■ **Work to be completed**
Please show each line of the listing where "属性上限" is present.

##### Data section

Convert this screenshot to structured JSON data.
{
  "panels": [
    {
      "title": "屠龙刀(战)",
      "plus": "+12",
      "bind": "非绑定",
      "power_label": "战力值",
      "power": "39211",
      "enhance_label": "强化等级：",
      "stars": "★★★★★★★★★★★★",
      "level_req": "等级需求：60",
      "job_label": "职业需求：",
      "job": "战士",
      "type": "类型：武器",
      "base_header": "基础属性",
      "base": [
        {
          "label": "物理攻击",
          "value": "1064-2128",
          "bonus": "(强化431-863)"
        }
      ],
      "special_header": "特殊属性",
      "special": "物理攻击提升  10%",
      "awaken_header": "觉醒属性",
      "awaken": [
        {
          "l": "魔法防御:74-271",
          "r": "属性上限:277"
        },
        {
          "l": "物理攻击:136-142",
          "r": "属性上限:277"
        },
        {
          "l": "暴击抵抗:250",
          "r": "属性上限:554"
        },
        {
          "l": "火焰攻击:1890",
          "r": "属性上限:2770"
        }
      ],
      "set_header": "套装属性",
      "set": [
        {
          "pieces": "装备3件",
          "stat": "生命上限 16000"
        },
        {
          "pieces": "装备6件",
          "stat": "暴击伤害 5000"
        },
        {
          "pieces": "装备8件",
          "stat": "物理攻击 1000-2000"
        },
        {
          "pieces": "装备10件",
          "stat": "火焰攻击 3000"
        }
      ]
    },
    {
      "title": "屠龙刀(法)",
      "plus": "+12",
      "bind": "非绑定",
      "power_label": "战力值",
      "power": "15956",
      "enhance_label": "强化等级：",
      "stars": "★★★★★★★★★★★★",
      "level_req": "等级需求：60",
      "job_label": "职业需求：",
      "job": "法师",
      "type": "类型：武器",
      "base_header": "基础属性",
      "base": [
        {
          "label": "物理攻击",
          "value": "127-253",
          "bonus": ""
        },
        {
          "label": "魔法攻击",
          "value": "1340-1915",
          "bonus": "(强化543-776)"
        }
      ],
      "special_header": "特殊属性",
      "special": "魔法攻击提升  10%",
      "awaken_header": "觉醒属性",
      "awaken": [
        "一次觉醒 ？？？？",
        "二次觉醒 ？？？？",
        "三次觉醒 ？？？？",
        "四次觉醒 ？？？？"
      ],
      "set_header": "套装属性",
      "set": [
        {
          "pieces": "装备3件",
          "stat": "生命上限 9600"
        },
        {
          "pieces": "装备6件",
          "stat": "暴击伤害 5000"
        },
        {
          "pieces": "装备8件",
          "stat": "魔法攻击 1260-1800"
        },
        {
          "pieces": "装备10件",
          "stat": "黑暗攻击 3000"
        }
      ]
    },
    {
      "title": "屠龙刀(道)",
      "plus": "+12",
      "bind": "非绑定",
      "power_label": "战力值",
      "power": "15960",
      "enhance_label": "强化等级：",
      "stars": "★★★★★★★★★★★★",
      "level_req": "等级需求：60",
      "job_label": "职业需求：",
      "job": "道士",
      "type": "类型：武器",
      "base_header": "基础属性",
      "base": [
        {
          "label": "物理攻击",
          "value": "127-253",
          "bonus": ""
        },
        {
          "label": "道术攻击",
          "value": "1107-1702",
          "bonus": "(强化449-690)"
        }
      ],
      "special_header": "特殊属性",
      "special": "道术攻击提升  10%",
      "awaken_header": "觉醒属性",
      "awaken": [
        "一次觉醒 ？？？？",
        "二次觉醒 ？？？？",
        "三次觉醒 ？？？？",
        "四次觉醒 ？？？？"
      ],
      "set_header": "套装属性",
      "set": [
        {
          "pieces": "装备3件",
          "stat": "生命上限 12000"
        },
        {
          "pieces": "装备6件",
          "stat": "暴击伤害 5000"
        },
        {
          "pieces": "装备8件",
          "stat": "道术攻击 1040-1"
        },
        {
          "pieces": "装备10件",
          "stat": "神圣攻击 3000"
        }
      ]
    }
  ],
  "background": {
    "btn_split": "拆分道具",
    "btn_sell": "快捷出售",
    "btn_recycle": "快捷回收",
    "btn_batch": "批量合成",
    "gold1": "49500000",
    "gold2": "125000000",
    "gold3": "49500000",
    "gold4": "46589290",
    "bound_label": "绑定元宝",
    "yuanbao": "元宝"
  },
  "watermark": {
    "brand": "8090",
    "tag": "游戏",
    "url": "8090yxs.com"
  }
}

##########

■ **Response area**
          "r": "属性上限:277"
          "r": "属性上限:277"
          "r": "属性上限:554"
          "r": "属性上限:2770"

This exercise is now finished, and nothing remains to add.